The latest ranking of the world's fastest supercomputers names Titan, a new U.S. Energy Department supercomputer, the most powerful in the world.
The new "TOP500" list of the world's fastest supercomputers released November 12 named Titan, a new supercomputer at the U.S. Energy Department's Oak Ridge National Laboratory in Oak Ridge, Tennessee, the most powerful in the world.
Ten times more powerful than its predecessor, the Jaguar system, Titan will provide unprecedented computing power to accelerate scientific discoveries using technologies first developed for video game systems, the Energy Department said.
Scientists will use Titan's computing power for a wide range of research, including developing the next generation of materials used in manufacturing; for nuclear research to model the behavior of neutrons in nuclear power reactors; to model the combustion of fuels in internal combustion engines to improve engines for cars and trucks; and to simulate the atmosphere at new levels to help researchers better understand future air quality.
Titan uses a combination of traditional central processing units (CPUs) and a family of processors called graphic processing units (GPUs) that were first created for computer gaming and have a unique capacity to perform the same operation simultaneously on multiple pieces of data, the Energy Department said.

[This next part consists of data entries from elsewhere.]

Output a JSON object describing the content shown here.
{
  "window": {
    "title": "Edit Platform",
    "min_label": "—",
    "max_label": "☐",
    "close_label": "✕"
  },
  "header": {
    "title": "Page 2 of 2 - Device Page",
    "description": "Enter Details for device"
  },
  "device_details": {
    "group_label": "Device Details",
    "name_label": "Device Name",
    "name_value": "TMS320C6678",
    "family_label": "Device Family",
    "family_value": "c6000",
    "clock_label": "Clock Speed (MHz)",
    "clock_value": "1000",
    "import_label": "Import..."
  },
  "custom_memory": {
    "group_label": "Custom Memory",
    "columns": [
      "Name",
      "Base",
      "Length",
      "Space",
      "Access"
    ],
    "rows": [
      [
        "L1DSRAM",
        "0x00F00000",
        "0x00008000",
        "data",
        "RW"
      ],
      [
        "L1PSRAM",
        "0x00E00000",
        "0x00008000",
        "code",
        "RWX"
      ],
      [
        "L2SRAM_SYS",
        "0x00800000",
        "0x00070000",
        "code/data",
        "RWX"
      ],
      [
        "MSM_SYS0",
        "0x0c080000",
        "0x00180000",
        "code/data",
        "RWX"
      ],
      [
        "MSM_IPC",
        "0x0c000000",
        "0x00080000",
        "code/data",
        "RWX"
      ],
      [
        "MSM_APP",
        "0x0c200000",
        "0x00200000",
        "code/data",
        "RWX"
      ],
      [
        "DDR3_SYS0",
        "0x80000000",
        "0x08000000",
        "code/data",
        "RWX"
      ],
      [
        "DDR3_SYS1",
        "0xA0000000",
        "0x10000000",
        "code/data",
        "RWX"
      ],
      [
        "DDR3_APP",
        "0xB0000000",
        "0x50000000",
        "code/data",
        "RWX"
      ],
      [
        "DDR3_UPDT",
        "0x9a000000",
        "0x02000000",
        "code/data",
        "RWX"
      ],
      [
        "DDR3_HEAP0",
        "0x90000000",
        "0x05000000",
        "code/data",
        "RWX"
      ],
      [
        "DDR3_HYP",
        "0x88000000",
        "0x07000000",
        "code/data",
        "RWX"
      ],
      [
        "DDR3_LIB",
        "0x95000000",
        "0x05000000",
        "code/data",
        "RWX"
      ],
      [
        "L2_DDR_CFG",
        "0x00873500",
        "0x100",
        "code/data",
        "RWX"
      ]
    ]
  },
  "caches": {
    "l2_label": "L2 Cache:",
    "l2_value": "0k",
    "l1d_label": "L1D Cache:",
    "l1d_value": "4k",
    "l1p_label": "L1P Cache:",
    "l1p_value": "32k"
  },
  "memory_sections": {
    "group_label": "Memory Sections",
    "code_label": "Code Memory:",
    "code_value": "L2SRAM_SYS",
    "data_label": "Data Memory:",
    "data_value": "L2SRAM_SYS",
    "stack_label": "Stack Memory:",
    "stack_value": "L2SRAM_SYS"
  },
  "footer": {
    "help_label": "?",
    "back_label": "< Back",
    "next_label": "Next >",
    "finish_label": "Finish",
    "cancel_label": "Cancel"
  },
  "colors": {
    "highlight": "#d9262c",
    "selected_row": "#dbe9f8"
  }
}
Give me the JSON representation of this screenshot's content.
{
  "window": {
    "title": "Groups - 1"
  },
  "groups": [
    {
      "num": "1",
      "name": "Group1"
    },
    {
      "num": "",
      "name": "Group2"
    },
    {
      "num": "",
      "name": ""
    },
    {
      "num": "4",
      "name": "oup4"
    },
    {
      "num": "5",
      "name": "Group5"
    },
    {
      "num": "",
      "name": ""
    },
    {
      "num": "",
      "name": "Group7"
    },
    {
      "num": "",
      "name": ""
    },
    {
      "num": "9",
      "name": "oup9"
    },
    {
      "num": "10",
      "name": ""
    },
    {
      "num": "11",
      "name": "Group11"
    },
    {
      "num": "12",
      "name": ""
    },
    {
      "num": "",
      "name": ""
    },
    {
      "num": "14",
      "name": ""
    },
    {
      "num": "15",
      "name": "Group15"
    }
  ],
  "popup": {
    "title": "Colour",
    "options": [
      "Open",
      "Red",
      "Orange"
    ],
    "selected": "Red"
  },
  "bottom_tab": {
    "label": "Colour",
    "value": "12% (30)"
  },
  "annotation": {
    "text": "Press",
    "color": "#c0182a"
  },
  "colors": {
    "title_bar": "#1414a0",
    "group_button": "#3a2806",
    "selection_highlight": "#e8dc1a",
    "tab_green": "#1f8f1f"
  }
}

Sixty-one science and engineering projects involving U.S. and international investigators were recently selected for access to 1.84 billion core processing hours on Titan and 2.83 billion hours on other Energy Department supercomputers.